|On the Dimensions of Behavior Analysis
|Saturday, May 23, 2020
|12:00 PM–12:50 PM
|Marriott Marquis, Level M1, Georgetown
|Instruction Level: Intermediate
|Chair: Edward K. Morris (University of Kansas)
|The Dimensions of the Dimensions of Applied Behavior Analysis
|EDWARD K. MORRIS (University of Kansas), Deborah E. Altus (Washburn University), Matthew Novak (University of Kansas)
|Abstract: In 1968, Baer, Wolf, and Risley described “some current dimensions of applied behavior analysis” (ABA). Since then, their article and its dimensions have been fundamental in identifying ABA research: “Obviously, the study must be applied, behavioral, and analytic; in addition, it should be technological, conceptually systematic, and effective, and it should display some generality” (p. 92). Occasionally, the dimensions have been used to describe and critique applied research (e.g., in gerontology). More recently, they have been used to rate the quality of ABA research in individual articles and research programs. For this, rubrics have been developed for the seven dimensions. This presentation brings one of these rubrics to bear on the issue of whether articles published in the Journal of Applied Behavior Analysis must meet Baer, Wolf, and Risley’s criteria for the dimensions. It suggests that this requirement may prove onerous because none of the dimensions has unequivocal criteria. They vary in ther own dimensions. That is, the dimensions of the applied behavior analysis have dimensions. This presentation describes the dimensions of each of these dimensions (i.e., the rubric for scoring each dimension) and discusses their relevance for deciding what research to publish in the journal.

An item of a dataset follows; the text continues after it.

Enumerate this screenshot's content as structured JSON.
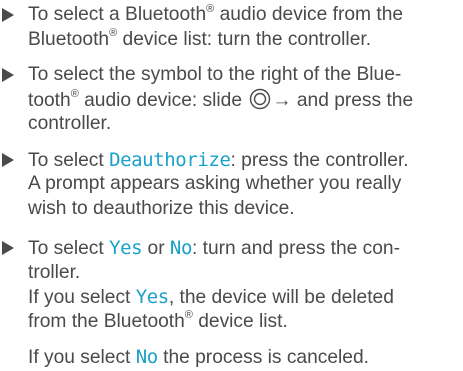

Chain Analyses of Behavior, Behavioral Products, and Ecological Situations as a Method in the DiagnosticDecimal System of Behavior Assets and Problems

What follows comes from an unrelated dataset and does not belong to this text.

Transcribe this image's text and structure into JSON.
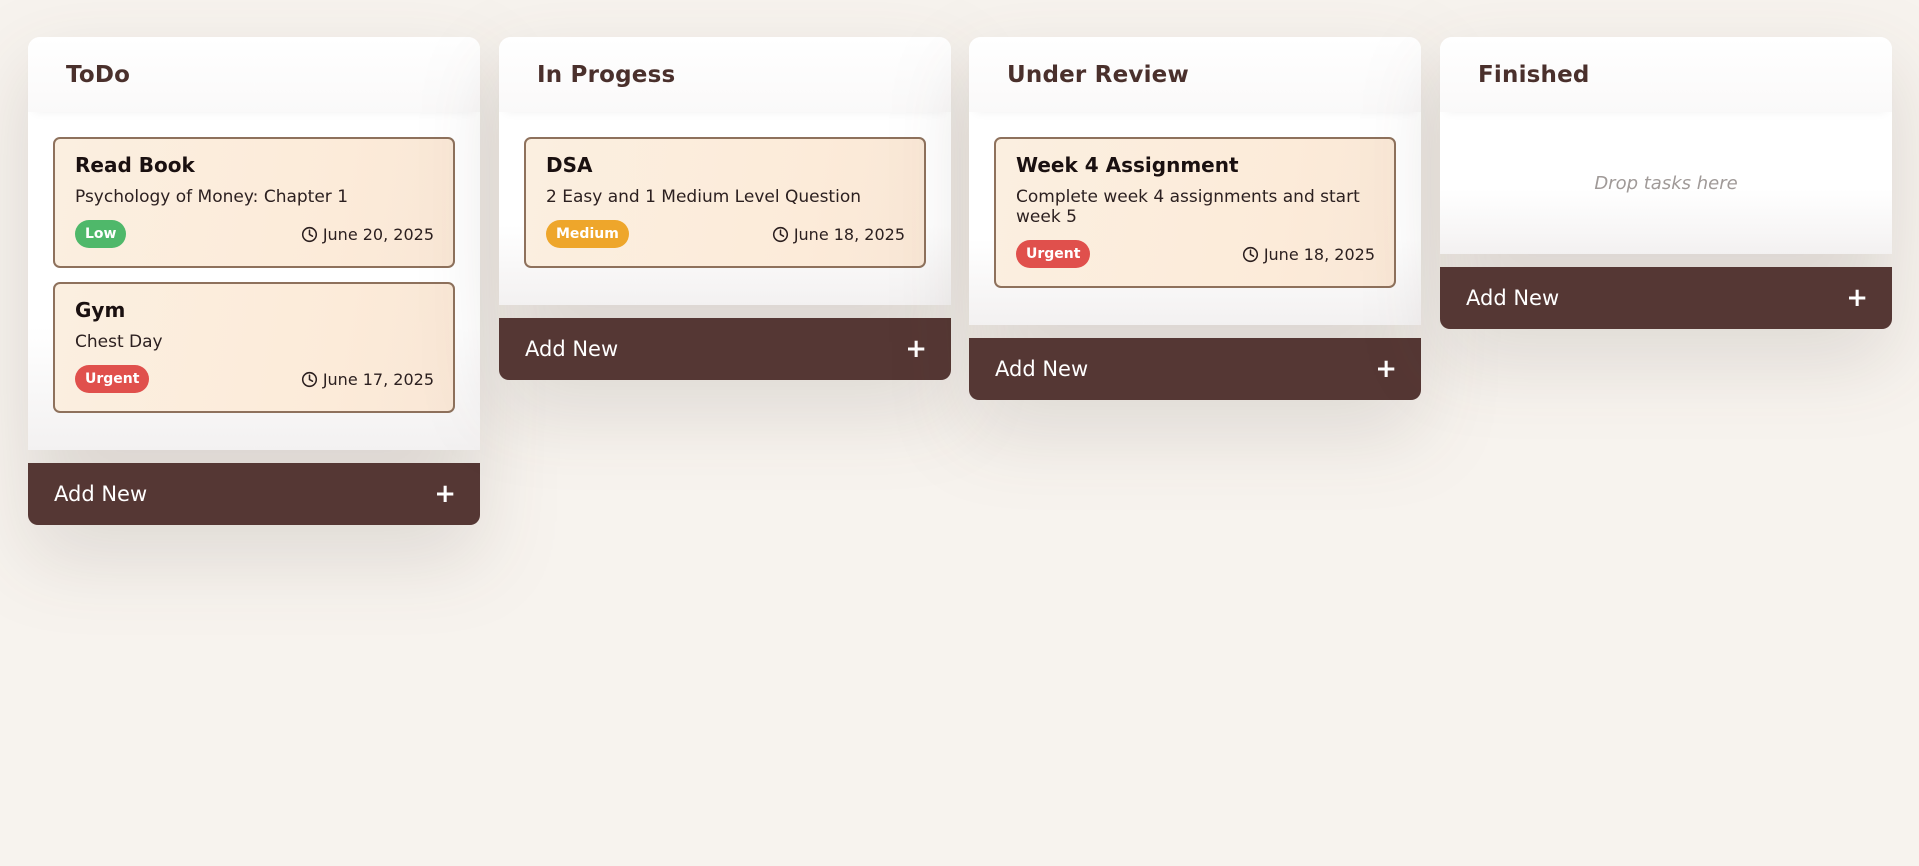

|MARTTI T. TUOMISTO (Faculty of Social Sciences, Tampere University )
The Decimal Systemof Behavior (DSB)—a principle and function based system—was initiated in 2010 as a behavior-analytic alternative to diagnostic systems for the classification of behavior assets and problems. The DSB is a behavior process -based system for the identification of behaviors that may be described and analyzed in behavior chains. These chains include separate behaviors plus behavioral products or ecological situations that may follow each other in sequences. Two behavior chains may occur simultaneously. The behaviors in the chains have their own developmental and reinforcement histories that may be investigated after the formulation of the chains. These investigations may be paradigmatic and lead to experimental analysis, goal-setting, and interventions for the asset or problem behaviors. The basic aim of the DSB is to lead to goal-setting and intervention that is relevant and specific for each of the ten main classes of behaviors included in the DSB (e.g., motivating operations or reinforcement problems). Through the DSB classification adequate goals and interventions may be formulated and implemented for behavior analysts to be able to achieve a comprehensive and effective outcome of the analyses. The DSB has been tested in behavioral supervision. Examples of chain analyses highlight the method.